Start of GIVEN INFORMATION

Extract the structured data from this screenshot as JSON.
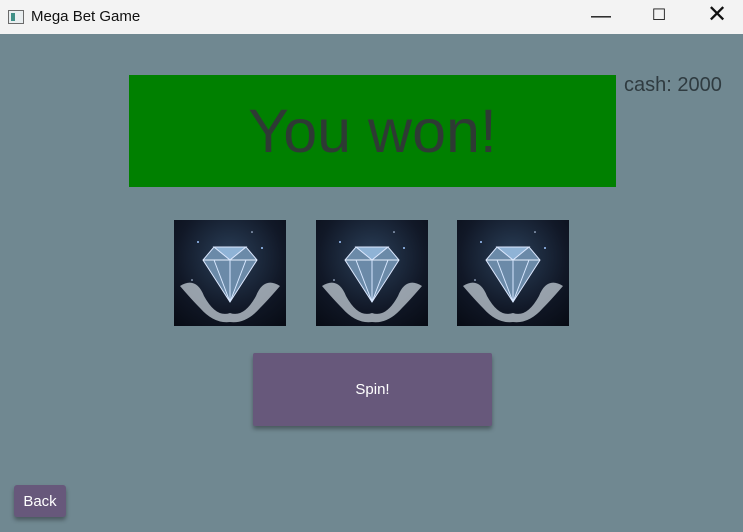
{
  "window": {
    "title": "Mega Bet Game",
    "controls": {
      "minimize": "—",
      "maximize": "☐",
      "close": "✕"
    }
  },
  "game": {
    "result_text": "You won!",
    "cash_text": "cash: 2000",
    "reels": [
      {
        "symbol": "diamond-icon"
      },
      {
        "symbol": "diamond-icon"
      },
      {
        "symbol": "diamond-icon"
      }
    ],
    "spin_label": "Spin!",
    "back_label": "Back"
  },
  "colors": {
    "background": "#708891",
    "banner": "#008000",
    "button": "#67587b"
  }
}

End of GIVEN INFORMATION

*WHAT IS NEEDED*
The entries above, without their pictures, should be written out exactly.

*ANSWER*
Extract the structured data from this screenshot as JSON.
{
  "window": {
    "title": "Mega Bet Game",
    "controls": {
      "minimize": "—",
      "maximize": "☐",
      "close": "✕"
    }
  },
  "game": {
    "result_text": "You won!",
    "cash_text": "cash: 2000",
    "reels": [
      {
        "symbol": "diamond-icon"
      },
      {
        "symbol": "diamond-icon"
      },
      {
        "symbol": "diamond-icon"
      }
    ],
    "spin_label": "Spin!",
    "back_label": "Back"
  },
  "colors": {
    "background": "#708891",
    "banner": "#008000",
    "button": "#67587b"
  }
}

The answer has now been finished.